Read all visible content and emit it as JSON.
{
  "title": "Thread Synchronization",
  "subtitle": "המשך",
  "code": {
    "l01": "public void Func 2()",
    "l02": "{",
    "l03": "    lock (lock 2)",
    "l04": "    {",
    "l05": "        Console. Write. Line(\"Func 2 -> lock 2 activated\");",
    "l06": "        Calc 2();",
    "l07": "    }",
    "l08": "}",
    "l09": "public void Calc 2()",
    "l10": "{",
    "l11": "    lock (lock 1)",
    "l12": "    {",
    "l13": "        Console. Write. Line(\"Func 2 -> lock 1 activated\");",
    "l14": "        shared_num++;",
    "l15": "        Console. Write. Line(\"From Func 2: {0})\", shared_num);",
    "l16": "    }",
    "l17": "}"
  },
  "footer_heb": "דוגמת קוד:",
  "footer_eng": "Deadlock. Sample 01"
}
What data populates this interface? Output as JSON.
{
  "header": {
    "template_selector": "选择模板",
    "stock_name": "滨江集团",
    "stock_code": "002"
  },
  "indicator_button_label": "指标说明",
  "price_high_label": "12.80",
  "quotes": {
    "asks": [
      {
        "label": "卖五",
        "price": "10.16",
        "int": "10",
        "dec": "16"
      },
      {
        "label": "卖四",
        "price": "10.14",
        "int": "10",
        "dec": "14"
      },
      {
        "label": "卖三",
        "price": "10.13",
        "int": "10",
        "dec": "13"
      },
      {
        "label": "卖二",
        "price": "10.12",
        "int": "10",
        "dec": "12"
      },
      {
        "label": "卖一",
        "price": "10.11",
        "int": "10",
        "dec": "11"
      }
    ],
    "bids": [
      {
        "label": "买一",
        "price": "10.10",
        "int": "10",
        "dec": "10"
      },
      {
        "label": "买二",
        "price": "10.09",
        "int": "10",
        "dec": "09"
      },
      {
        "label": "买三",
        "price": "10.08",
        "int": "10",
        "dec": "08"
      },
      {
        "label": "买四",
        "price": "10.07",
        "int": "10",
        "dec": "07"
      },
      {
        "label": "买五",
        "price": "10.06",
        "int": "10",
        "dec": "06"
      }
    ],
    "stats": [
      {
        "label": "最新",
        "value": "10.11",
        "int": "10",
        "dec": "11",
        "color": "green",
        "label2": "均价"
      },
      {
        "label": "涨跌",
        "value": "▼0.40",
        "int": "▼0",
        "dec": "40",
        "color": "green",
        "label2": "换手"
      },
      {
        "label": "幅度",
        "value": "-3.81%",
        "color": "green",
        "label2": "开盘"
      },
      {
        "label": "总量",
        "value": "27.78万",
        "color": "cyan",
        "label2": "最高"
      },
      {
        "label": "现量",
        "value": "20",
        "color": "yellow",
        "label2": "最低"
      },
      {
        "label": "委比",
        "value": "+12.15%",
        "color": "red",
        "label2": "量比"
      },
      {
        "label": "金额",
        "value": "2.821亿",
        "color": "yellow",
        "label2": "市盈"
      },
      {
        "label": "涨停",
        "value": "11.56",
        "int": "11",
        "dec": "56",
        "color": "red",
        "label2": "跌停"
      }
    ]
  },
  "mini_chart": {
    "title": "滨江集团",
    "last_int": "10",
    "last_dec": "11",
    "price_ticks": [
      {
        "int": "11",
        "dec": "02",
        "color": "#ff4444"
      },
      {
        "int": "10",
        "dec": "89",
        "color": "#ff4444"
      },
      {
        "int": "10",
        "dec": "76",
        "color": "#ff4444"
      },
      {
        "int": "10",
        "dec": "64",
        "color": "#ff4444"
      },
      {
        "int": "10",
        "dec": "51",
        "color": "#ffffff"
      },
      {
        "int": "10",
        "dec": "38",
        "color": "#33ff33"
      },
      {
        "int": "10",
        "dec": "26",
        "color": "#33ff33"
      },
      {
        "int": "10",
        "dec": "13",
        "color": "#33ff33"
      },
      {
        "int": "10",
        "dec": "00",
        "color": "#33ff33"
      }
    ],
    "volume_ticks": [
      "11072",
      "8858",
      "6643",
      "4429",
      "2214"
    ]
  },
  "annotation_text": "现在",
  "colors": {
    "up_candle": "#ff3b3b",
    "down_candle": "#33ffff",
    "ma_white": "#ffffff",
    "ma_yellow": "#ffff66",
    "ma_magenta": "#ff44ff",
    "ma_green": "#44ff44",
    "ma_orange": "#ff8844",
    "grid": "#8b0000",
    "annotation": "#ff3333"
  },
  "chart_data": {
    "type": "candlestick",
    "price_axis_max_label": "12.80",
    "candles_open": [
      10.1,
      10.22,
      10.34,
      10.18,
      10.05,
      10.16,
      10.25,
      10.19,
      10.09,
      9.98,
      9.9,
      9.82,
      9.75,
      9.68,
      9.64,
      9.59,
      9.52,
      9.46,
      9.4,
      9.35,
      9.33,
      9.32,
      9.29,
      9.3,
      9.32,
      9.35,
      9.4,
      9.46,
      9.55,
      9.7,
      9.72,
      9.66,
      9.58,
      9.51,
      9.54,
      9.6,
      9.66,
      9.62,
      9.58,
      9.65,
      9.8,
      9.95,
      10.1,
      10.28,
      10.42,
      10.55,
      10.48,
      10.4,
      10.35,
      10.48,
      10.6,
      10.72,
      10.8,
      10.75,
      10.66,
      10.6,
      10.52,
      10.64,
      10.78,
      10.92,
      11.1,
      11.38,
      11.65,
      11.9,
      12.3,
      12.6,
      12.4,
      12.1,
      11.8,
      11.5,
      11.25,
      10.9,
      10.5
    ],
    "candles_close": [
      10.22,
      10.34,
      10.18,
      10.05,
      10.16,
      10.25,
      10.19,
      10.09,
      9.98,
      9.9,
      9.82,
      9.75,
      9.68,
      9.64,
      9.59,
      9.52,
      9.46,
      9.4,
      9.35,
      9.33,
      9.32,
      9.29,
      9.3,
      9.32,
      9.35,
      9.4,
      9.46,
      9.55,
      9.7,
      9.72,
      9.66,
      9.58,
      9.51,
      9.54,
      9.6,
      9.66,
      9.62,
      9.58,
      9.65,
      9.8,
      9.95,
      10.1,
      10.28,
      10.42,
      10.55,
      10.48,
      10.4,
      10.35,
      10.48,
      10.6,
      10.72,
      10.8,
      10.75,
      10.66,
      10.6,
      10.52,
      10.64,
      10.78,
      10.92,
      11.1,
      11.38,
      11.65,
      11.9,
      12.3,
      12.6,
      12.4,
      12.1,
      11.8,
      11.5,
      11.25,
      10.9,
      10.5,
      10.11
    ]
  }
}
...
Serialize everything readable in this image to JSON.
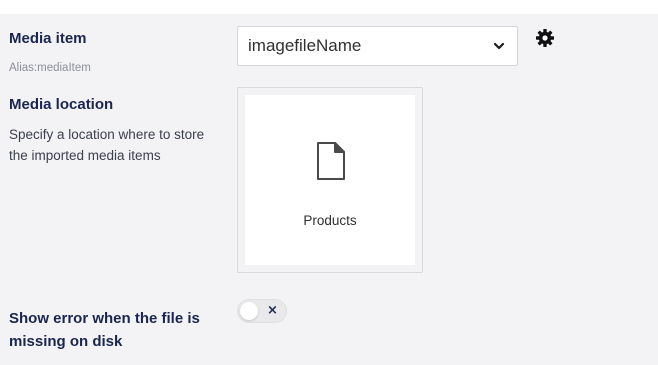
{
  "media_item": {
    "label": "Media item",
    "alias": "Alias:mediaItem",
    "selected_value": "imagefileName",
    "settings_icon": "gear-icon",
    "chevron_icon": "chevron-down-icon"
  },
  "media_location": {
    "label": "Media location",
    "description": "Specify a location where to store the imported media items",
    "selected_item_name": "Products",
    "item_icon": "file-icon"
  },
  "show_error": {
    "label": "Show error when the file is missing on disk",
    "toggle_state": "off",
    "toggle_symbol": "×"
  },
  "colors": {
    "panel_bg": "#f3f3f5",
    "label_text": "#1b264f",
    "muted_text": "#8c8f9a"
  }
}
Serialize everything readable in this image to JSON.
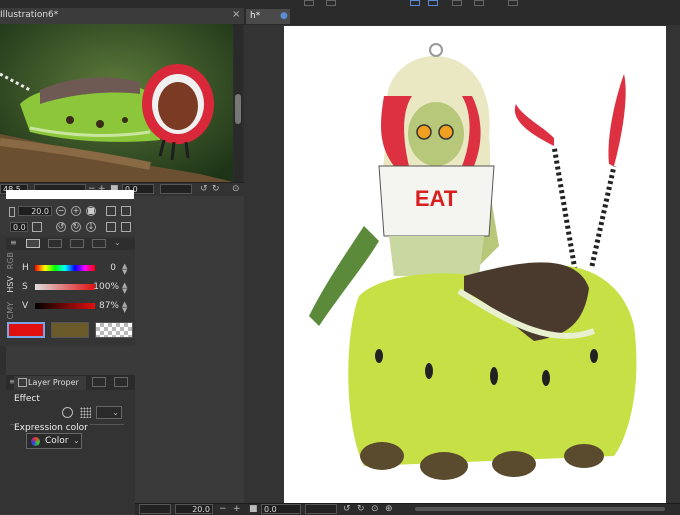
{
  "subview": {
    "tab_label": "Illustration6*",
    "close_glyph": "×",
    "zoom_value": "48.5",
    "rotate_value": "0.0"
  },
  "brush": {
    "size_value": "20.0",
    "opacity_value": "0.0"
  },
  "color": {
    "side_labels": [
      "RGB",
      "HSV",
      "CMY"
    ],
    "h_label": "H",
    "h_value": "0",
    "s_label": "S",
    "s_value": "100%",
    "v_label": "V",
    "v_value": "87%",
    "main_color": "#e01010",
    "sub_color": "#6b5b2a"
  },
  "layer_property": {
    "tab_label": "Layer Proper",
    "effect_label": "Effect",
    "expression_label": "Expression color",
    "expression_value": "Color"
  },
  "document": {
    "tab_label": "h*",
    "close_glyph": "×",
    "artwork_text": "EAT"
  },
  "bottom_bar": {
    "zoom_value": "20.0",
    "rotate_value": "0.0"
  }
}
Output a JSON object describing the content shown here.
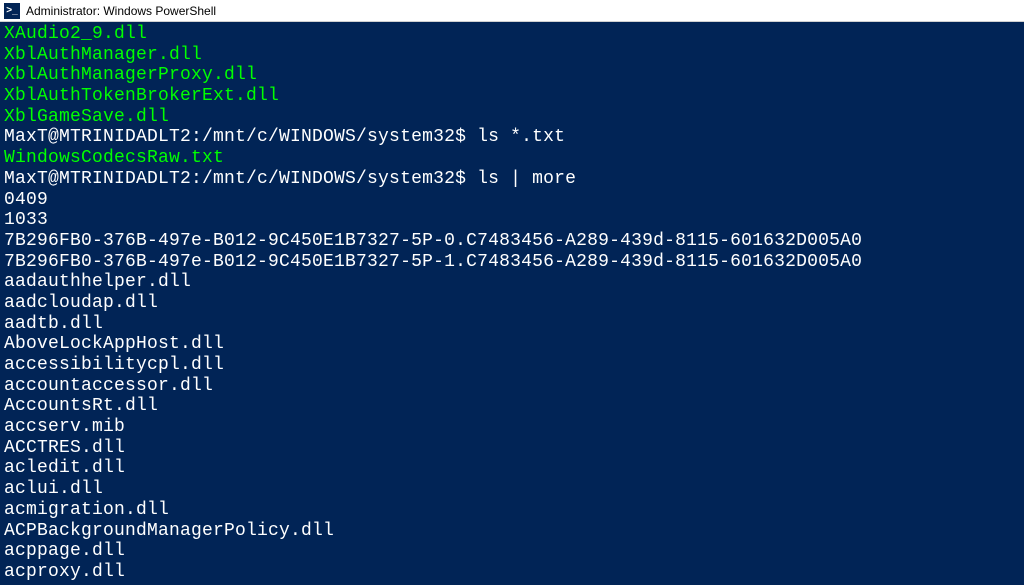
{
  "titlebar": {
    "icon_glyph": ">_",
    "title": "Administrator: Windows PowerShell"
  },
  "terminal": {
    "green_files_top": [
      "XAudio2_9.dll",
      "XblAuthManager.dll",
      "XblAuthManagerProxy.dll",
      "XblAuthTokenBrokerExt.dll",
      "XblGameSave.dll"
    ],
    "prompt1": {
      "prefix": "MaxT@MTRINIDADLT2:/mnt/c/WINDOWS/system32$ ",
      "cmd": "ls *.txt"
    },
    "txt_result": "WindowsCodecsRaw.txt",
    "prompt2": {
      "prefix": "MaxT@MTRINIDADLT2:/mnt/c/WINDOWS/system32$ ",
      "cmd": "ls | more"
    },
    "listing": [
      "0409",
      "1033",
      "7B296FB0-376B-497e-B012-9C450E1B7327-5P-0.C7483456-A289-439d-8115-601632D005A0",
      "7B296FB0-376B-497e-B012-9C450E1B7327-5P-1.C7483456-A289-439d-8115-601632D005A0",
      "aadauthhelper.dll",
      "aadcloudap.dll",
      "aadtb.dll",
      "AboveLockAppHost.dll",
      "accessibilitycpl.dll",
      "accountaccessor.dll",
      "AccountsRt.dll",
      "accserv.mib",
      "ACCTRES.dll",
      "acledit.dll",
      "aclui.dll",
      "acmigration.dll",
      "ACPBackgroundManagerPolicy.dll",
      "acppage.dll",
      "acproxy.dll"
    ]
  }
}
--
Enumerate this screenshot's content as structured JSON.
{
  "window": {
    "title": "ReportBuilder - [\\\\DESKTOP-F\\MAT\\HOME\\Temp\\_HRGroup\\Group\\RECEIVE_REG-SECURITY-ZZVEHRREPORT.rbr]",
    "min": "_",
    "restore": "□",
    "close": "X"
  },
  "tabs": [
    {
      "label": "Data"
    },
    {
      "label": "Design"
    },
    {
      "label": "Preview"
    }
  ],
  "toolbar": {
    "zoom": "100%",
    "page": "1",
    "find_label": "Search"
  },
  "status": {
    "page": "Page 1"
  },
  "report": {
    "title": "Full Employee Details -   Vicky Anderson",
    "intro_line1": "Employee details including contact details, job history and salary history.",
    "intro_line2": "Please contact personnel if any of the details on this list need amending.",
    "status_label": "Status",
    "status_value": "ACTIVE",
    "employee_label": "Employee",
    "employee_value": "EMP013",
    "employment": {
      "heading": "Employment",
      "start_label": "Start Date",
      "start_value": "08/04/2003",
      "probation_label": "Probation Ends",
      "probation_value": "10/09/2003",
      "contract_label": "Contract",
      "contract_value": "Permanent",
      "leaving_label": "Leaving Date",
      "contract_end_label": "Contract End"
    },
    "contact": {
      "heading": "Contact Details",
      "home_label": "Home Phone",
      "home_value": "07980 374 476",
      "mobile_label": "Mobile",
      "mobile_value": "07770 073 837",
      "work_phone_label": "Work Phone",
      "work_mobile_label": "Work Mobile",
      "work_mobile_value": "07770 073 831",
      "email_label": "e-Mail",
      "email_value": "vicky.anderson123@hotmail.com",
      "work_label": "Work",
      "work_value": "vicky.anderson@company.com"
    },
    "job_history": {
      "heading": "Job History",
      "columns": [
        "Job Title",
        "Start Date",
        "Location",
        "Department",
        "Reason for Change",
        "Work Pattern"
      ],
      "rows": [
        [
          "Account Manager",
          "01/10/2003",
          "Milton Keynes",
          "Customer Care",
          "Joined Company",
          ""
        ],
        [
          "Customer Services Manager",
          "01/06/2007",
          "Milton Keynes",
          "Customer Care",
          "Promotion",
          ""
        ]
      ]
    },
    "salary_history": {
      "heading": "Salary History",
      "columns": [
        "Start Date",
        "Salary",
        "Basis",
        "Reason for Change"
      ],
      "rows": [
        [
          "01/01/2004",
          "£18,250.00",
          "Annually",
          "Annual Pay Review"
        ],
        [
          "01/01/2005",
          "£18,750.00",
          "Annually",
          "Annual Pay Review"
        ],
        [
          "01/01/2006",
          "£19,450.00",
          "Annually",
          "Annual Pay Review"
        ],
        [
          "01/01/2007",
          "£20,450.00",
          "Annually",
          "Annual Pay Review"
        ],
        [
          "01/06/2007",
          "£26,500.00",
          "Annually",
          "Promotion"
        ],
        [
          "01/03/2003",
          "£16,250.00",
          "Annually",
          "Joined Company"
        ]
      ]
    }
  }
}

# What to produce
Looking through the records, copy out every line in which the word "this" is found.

# Problem solution
What data populates this interface? Output as JSON.
Serialize everything readable in this image to JSON.
Serialize everything readable in this image to JSON.
Enumerate this screenshot's content as structured JSON.
    "intro_line2": "Please contact personnel if any of the details on this list need amending.",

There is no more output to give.